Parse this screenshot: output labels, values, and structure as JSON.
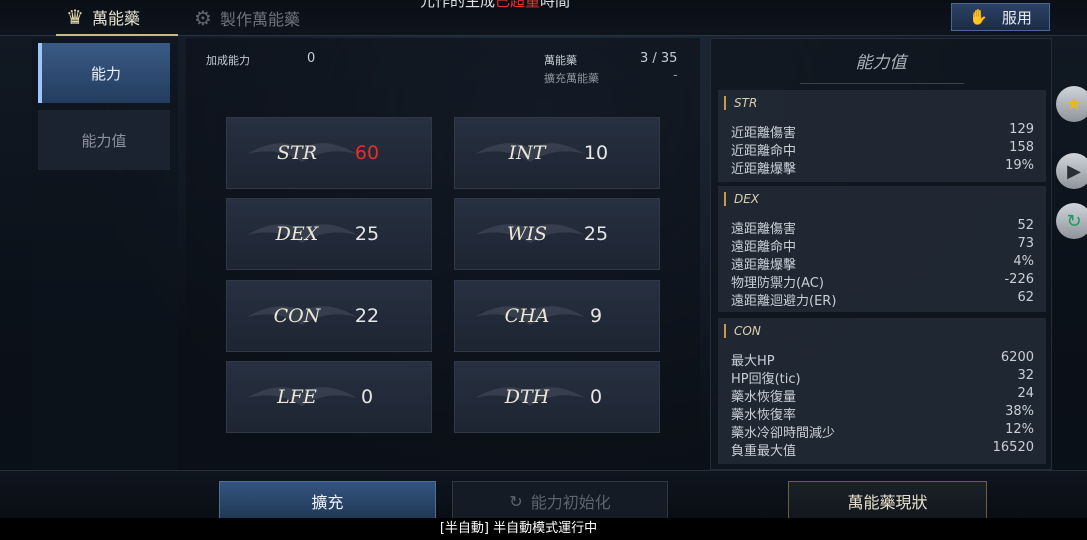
{
  "top_tabs": [
    {
      "label": "萬能藥",
      "icon": "potion-icon"
    },
    {
      "label": "製作萬能藥",
      "icon": "craft-icon"
    }
  ],
  "top_notice": {
    "prefix": "元作的生成",
    "highlight": "已超量",
    "suffix": "時間"
  },
  "use_button": {
    "label": "服用",
    "icon": "hand-potion-icon"
  },
  "side_nav": [
    {
      "label": "能力"
    },
    {
      "label": "能力值"
    }
  ],
  "header": {
    "bonus_label": "加成能力",
    "bonus_value": "0",
    "elixir_label": "萬能藥",
    "elixir_value": "3 / 35",
    "expand_label": "擴充萬能藥",
    "expand_value": "-"
  },
  "stats": [
    {
      "name": "STR",
      "value": "60"
    },
    {
      "name": "INT",
      "value": "10"
    },
    {
      "name": "DEX",
      "value": "25"
    },
    {
      "name": "WIS",
      "value": "25"
    },
    {
      "name": "CON",
      "value": "22"
    },
    {
      "name": "CHA",
      "value": "9"
    },
    {
      "name": "LFE",
      "value": "0"
    },
    {
      "name": "DTH",
      "value": "0"
    }
  ],
  "colors": {
    "highlight_stat": "#e0302a",
    "accent_blue": "#3a5a86",
    "gold": "#c9b98a"
  },
  "right_panel": {
    "title": "能力值",
    "groups": [
      {
        "title": "STR",
        "rows": [
          {
            "label": "近距離傷害",
            "value": "129"
          },
          {
            "label": "近距離命中",
            "value": "158"
          },
          {
            "label": "近距離爆擊",
            "value": "19%"
          }
        ]
      },
      {
        "title": "DEX",
        "rows": [
          {
            "label": "遠距離傷害",
            "value": "52"
          },
          {
            "label": "遠距離命中",
            "value": "73"
          },
          {
            "label": "遠距離爆擊",
            "value": "4%"
          },
          {
            "label": "物理防禦力(AC)",
            "value": "-226"
          },
          {
            "label": "遠距離迴避力(ER)",
            "value": "62"
          }
        ]
      },
      {
        "title": "CON",
        "rows": [
          {
            "label": "最大HP",
            "value": "6200"
          },
          {
            "label": "HP回復(tic)",
            "value": "32"
          },
          {
            "label": "藥水恢復量",
            "value": "24"
          },
          {
            "label": "藥水恢復率",
            "value": "38%"
          },
          {
            "label": "藥水冷卻時間減少",
            "value": "12%"
          },
          {
            "label": "負重最大值",
            "value": "16520"
          }
        ]
      }
    ]
  },
  "edge_icons": [
    "star-icon",
    "play-icon",
    "swirl-icon"
  ],
  "buttons": {
    "expand": "擴充",
    "reset": "能力初始化",
    "status": "萬能藥現狀"
  },
  "status_line": "[半自動] 半自動模式運行中"
}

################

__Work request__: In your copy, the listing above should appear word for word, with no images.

__Final answer__:
Parse this screenshot: output labels, values, and structure as JSON.
{
  "top_tabs": [
    {
      "label": "萬能藥",
      "icon": "potion-icon"
    },
    {
      "label": "製作萬能藥",
      "icon": "craft-icon"
    }
  ],
  "top_notice": {
    "prefix": "元作的生成",
    "highlight": "已超量",
    "suffix": "時間"
  },
  "use_button": {
    "label": "服用",
    "icon": "hand-potion-icon"
  },
  "side_nav": [
    {
      "label": "能力"
    },
    {
      "label": "能力值"
    }
  ],
  "header": {
    "bonus_label": "加成能力",
    "bonus_value": "0",
    "elixir_label": "萬能藥",
    "elixir_value": "3 / 35",
    "expand_label": "擴充萬能藥",
    "expand_value": "-"
  },
  "stats": [
    {
      "name": "STR",
      "value": "60"
    },
    {
      "name": "INT",
      "value": "10"
    },
    {
      "name": "DEX",
      "value": "25"
    },
    {
      "name": "WIS",
      "value": "25"
    },
    {
      "name": "CON",
      "value": "22"
    },
    {
      "name": "CHA",
      "value": "9"
    },
    {
      "name": "LFE",
      "value": "0"
    },
    {
      "name": "DTH",
      "value": "0"
    }
  ],
  "colors": {
    "highlight_stat": "#e0302a",
    "accent_blue": "#3a5a86",
    "gold": "#c9b98a"
  },
  "right_panel": {
    "title": "能力值",
    "groups": [
      {
        "title": "STR",
        "rows": [
          {
            "label": "近距離傷害",
            "value": "129"
          },
          {
            "label": "近距離命中",
            "value": "158"
          },
          {
            "label": "近距離爆擊",
            "value": "19%"
          }
        ]
      },
      {
        "title": "DEX",
        "rows": [
          {
            "label": "遠距離傷害",
            "value": "52"
          },
          {
            "label": "遠距離命中",
            "value": "73"
          },
          {
            "label": "遠距離爆擊",
            "value": "4%"
          },
          {
            "label": "物理防禦力(AC)",
            "value": "-226"
          },
          {
            "label": "遠距離迴避力(ER)",
            "value": "62"
          }
        ]
      },
      {
        "title": "CON",
        "rows": [
          {
            "label": "最大HP",
            "value": "6200"
          },
          {
            "label": "HP回復(tic)",
            "value": "32"
          },
          {
            "label": "藥水恢復量",
            "value": "24"
          },
          {
            "label": "藥水恢復率",
            "value": "38%"
          },
          {
            "label": "藥水冷卻時間減少",
            "value": "12%"
          },
          {
            "label": "負重最大值",
            "value": "16520"
          }
        ]
      }
    ]
  },
  "edge_icons": [
    "star-icon",
    "play-icon",
    "swirl-icon"
  ],
  "buttons": {
    "expand": "擴充",
    "reset": "能力初始化",
    "status": "萬能藥現狀"
  },
  "status_line": "[半自動] 半自動模式運行中"
}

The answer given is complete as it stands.